Columnar Database

In the early 1980’s I needed to write a custom database for an application. After research I found something that matched the requirements of the project perfectly. It was called, variously, and Inverted Index, Inversion Table (no, not the exercise/torture device), or Inversion Database. The idea was to build indexes of all of the fields of a set of data records without having the entire record present at all, only the indexes. this meant that as long as you only wanted the values from a subset of the fields in a record you could access the data very quickly with reduced IO which was very expensive at the time. Can you say Columnar Database?

Key:Value Store or Database

In 1979, Ken Thompson of UNIX fame wrote a database library for UNIX called dbm which used a hash table of key values to index data records. The records had no particular structure. Any interpretation of the contents of the record were application dependent.
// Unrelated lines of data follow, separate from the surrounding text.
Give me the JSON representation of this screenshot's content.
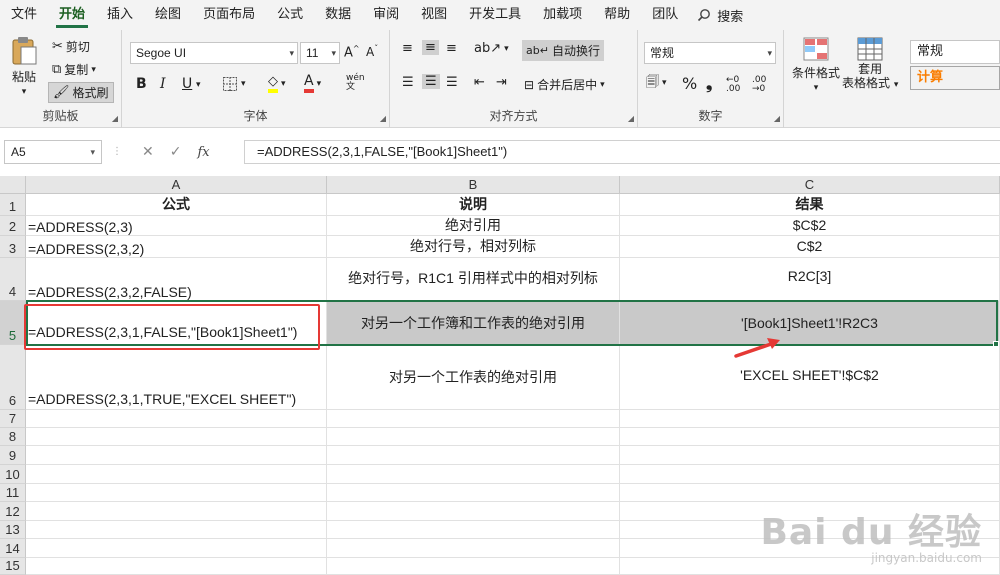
{
  "menu": {
    "tabs": [
      "文件",
      "开始",
      "插入",
      "绘图",
      "页面布局",
      "公式",
      "数据",
      "审阅",
      "视图",
      "开发工具",
      "加载项",
      "帮助",
      "团队"
    ],
    "active_tab": "开始",
    "search_label": "搜索"
  },
  "ribbon": {
    "clipboard": {
      "paste": "粘贴",
      "cut": "剪切",
      "copy": "复制",
      "format_painter": "格式刷",
      "label": "剪贴板"
    },
    "font": {
      "font_name": "Segoe UI",
      "font_size": "11",
      "bold": "B",
      "italic": "I",
      "underline": "U",
      "label": "字体",
      "font_color": "#e53935"
    },
    "alignment": {
      "wrap_text": "自动换行",
      "merge_center": "合并后居中",
      "label": "对齐方式"
    },
    "number": {
      "format": "常规",
      "label": "数字"
    },
    "styles": {
      "conditional": "条件格式",
      "table_format_1": "套用",
      "table_format_2": "表格格式",
      "style_normal": "常规",
      "style_calc": "计算"
    }
  },
  "formula_bar": {
    "name_box": "A5",
    "formula": "=ADDRESS(2,3,1,FALSE,\"[Book1]Sheet1\")"
  },
  "sheet": {
    "columns": [
      "A",
      "B",
      "C"
    ],
    "rows": [
      "1",
      "2",
      "3",
      "4",
      "5",
      "6",
      "7",
      "8",
      "9",
      "10",
      "11",
      "12",
      "13",
      "14",
      "15"
    ],
    "cells": {
      "A1": "公式",
      "B1": "说明",
      "C1": "结果",
      "A2": "=ADDRESS(2,3)",
      "B2": "绝对引用",
      "C2": "$C$2",
      "A3": "=ADDRESS(2,3,2)",
      "B3": "绝对行号，相对列标",
      "C3": "C$2",
      "A4": "=ADDRESS(2,3,2,FALSE)",
      "B4": "绝对行号，R1C1 引用样式中的相对列标",
      "C4": "R2C[3]",
      "A5": "=ADDRESS(2,3,1,FALSE,\"[Book1]Sheet1\")",
      "B5": "对另一个工作簿和工作表的绝对引用",
      "C5": "'[Book1]Sheet1'!R2C3",
      "A6": "=ADDRESS(2,3,1,TRUE,\"EXCEL SHEET\")",
      "B6": "对另一个工作表的绝对引用",
      "C6": "'EXCEL SHEET'!$C$2"
    },
    "selected_row": "5",
    "highlight_color": "#e53935",
    "selection_color": "#217346"
  },
  "watermark": {
    "logo": "Bai du 经验",
    "url": "jingyan.baidu.com"
  }
}
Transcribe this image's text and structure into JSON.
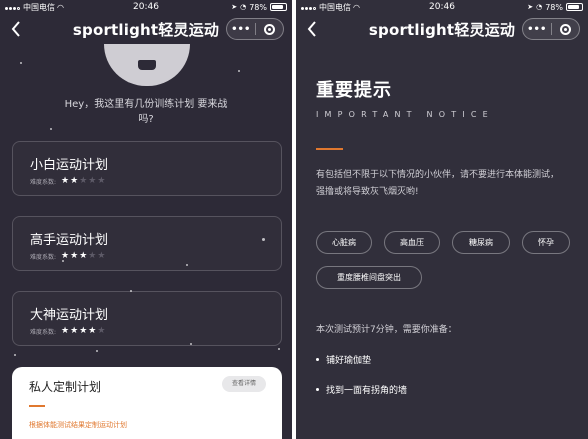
{
  "left_screen": {
    "status": {
      "carrier": "中国电信",
      "time": "20:46",
      "battery": "78%"
    },
    "nav": {
      "title": "sportlight轻灵运动",
      "more_icon": "•••"
    },
    "greeting": "Hey，我这里有几份训练计划 要来战吗?",
    "plans": [
      {
        "title": "小白运动计划",
        "difficulty_label": "难度系数:",
        "difficulty": 2,
        "max": 5
      },
      {
        "title": "高手运动计划",
        "difficulty_label": "难度系数:",
        "difficulty": 3,
        "max": 5
      },
      {
        "title": "大神运动计划",
        "difficulty_label": "难度系数:",
        "difficulty": 4,
        "max": 5
      }
    ],
    "custom": {
      "title": "私人定制计划",
      "button": "查看详情",
      "desc": "根据体能测试结果定制运动计划",
      "accent": "#e0782f"
    }
  },
  "right_screen": {
    "status": {
      "carrier": "中国电信",
      "time": "20:46",
      "battery": "78%"
    },
    "nav": {
      "title": "sportlight轻灵运动",
      "more_icon": "•••"
    },
    "title": "重要提示",
    "subtitle": "IMPORTANT NOTICE",
    "desc": "有包括但不限于以下情况的小伙伴，请不要进行本体能测试，强撸或将导致灰飞烟灭哟!",
    "tags": [
      "心脏病",
      "高血压",
      "糖尿病",
      "怀孕",
      "重度腰椎间盘突出"
    ],
    "prep_title": "本次测试预计7分钟，需要你准备：",
    "prep_items": [
      "铺好瑜伽垫",
      "找到一面有拐角的墙"
    ],
    "accent": "#e0782f"
  },
  "colors": {
    "background": "#2d2a37",
    "accent": "#e0782f"
  }
}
This library is the UNIX dbm database library system.

In 1986 the Berkeley UNIX team developed ndbm which added the capability to have more than one database open in an application. Unlike dbm, ndbm stores the data value in the hash table directly which limits the size of the key:value pair and of the database as a whole.

In the late 1980’s and early 90s Margo Seltzer and Ozan Yigit worked to improve on dbm and ndbm and created Berkley DB. BDB was still a hash managed key:value store. It’s main innovation was the ability to be accessed concurrently by multiple users without corrupting the database.

This is virtually the same as the “ground breaking” technology in MongoDB, Cassandra, Virtuoso, etc.

Graph Database

In 1969 Charles Bachman published a paper describing a new database model to replace the popular herarchical model at the Conference on Data Systems Languages (CODASYL). He named it the Network model. Wikipedia defines the network model as a database model conceived as a flexible way of representing objects and their relationships. Its distinguishing feature is that the schema, viewed as a graph in which object types are nodes and relationship types are arcs, is not restricted to being a hierarchy or lattice.

Wikipedia defines a graph database is a database that uses graph structures with nodes, edges, and properties to represent and store data. By definition, a graph database is any storage system that provides index-free adjacency. This means that every element contains a direct pointer to its adjacent element and no index look ups are necessary.

Sounds awful familiar to me. By the late 1980’s network databases and hierarchical databases were largely replaced for general purpose database use by databases that ostensibly followed the Relational Model described by Edgar F. Codd in a paper published in 1969 because their schema were fixed in the physical implementation of the data making it virtually impossible to make changes to the schema as applications evolved.

Getting to the Point

The point of this blog post is that there were reasons that we used these technologies “back in the day” (as my favorite reality TV stars say) and there were reasons that we abandoned them and moved on. Some of these technologies never went away because they have good and valid applications to solve specific data storage and retrieval problems. But these were not the technologies that conquered the database world. The Relational Model, or as several friends of mine insist, a poor implementation of something that vaguely resembles the Relational Model and is more properly called the SQL Model, won that battle and for good reason. So, let’s not all jump on the same bandwagon without doing due diligence and examining in detail what technology best fits the problem.

One of my favorite sayings is “Use the right tool for the right job!” I am also a big proponent of avoiding the Yankee Adjuster Problem where, as the saying goes, “When all you have is a hammer, everything starts to look like a nail!”

So, let me finish as I began, there is nothing new under the sun! Or as I am fond of replying when asked “What’s new?” – “There’s nothing new, just the old stuff come back to haunt us!”